Soon light pamphlets of philosophical thought start to join them, skidding across the floor and fluttering up into the whirling cloud of paper. Slim volumes of difficult poems come next, scuttling out from dark corners and flapping headlong into the swirling gyre. Even the most aloof classics join in, shedding their covers and flinging themselves, one after the other, into the vortex.
I love the rhythm of that passage. I guess it may come across as a bit overegged, what with all the repetitions (more so out of context, I think). But to me, this just heightens the intensity of the moment. That’s one of the ways Himself works: those little flashes of something extraordinary in a seemingly ordinary place.
Then there is the language itself; there’s a real exuberance to it, as I hope the quotations here show.

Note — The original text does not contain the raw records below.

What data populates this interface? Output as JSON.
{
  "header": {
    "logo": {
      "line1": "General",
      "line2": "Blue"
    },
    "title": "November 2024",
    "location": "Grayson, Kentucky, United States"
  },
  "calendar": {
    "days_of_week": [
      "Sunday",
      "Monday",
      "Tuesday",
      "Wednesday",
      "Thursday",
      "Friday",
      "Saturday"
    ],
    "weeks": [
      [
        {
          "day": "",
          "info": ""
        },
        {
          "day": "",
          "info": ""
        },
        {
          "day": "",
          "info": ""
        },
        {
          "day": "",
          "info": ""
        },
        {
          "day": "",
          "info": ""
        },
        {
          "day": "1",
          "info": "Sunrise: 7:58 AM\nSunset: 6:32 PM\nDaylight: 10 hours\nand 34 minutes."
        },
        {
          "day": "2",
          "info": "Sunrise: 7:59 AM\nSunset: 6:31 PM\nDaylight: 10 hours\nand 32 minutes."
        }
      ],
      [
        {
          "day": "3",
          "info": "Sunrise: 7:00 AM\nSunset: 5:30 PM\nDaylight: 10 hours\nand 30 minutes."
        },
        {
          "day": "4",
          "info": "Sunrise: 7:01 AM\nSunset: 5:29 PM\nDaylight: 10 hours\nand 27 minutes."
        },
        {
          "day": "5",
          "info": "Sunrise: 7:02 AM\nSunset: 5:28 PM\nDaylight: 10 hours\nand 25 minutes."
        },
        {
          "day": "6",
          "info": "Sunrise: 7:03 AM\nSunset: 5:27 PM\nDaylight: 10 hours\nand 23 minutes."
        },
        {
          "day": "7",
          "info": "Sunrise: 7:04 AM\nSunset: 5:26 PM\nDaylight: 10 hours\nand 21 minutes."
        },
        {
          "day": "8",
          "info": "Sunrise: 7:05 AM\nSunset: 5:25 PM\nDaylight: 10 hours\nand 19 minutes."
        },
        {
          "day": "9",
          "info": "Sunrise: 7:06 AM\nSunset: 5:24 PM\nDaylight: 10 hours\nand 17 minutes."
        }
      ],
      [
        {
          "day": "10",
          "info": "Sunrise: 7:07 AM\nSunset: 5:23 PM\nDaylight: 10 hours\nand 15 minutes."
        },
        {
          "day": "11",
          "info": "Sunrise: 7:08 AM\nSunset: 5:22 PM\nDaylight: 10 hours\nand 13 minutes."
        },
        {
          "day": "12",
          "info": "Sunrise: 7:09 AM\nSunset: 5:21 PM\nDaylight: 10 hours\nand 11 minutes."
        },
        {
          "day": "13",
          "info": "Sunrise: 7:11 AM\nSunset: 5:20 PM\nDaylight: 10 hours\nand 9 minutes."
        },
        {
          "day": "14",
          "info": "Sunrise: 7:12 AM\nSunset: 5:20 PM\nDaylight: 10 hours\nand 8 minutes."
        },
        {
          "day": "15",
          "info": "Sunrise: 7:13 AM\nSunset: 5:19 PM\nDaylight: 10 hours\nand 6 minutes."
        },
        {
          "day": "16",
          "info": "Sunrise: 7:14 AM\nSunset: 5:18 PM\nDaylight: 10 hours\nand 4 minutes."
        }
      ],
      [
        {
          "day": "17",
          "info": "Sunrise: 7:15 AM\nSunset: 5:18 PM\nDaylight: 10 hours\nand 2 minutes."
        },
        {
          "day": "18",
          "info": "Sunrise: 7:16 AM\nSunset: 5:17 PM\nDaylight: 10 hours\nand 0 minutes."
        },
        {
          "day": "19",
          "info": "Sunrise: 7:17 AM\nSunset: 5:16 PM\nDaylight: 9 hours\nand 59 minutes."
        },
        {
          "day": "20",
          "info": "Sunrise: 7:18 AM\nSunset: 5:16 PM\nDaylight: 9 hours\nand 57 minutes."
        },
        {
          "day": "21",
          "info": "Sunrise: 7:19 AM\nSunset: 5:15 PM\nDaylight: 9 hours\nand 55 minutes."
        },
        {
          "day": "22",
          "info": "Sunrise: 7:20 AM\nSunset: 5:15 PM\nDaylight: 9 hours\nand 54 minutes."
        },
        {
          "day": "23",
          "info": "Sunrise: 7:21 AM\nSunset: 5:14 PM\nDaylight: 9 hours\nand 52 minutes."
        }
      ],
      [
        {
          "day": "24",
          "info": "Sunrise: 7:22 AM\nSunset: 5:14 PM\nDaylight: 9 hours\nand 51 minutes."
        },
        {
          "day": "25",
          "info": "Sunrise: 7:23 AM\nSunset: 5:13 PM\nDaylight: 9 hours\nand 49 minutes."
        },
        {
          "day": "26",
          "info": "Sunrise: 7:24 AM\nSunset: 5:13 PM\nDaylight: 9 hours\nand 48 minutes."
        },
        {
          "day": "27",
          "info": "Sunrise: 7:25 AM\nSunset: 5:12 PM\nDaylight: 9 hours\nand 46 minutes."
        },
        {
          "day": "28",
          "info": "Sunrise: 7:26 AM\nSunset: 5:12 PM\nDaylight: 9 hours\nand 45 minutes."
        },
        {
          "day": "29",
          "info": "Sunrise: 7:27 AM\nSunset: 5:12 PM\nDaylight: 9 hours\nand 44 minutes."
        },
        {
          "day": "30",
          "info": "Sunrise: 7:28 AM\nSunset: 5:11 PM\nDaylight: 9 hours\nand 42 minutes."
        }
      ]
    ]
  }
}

I commented to Kidd that I could imagine being regaled with this story over a few pints in the pub:
The narrative voice was there from the start. Very early on I’d decided to use magic realism in the novel. I’d already experimented with this narrative mode in my short stories but now I wanted to apply it to a full-blown novel. There’s often a storytelling flavour to the magic realist narrator and I thought this would suit both the setting and the way the plot unravels (with stories about Orla [Mahony’s mother] central to the investigation). I’m delighted that you picked up on this quality in the narrative voice as I very much intended the reader to feel that they were being drawn into a tale – led by the hand into a fictional world. Storytelling is a core element of the book, along with the tale-telling narrator many of the characters tell stories – often in the pub!
Although Jess Kidd was brought up in London, her family is from Mayo; I wanted to find out more about what drew her to the particular time and place of the novel:
I think my choice of time and place was very much inspired by my earliest memories of Ireland (in 1976 I would have been three). As a child I was fascinated by the natural world and responded to it by drawing, painting and writing stories. Although the book is very dark, and in places a little twisted, I hope there is also a sense of wonder and even nostalgia there, particularly with regards to the landscape. Mulderrig is a bit of a patchwork of the places I’ve known and visited. Although it’s very definitely Irish I wanted to try and give the setting a universal appeal so that readers from all different backgrounds could relate to the small-town atmosphere of the novel. My choice of setting was also strongly influenced by two play texts. I’ve always loved Under Milk Wood, by Dylan Thomas, for its portrayal of an insular, eccentric, seaside village. The Playboy of the Western World, by J. M. Synge, is set in Mayo and deals with themes of violence and storytelling. As the play unfolds we watch an isolated community create its own realities through the tales it tells itself. Both plays have a strong sense of setting and this was something I really wanted to carry over into my own work.
Thanks to Jess for answering my questions. If you like the sound of Himself, you can buy a copy from the publisher, Canongate, here; and there’s more to discover at the other stops on the blog tour, which are listed in the graphic below.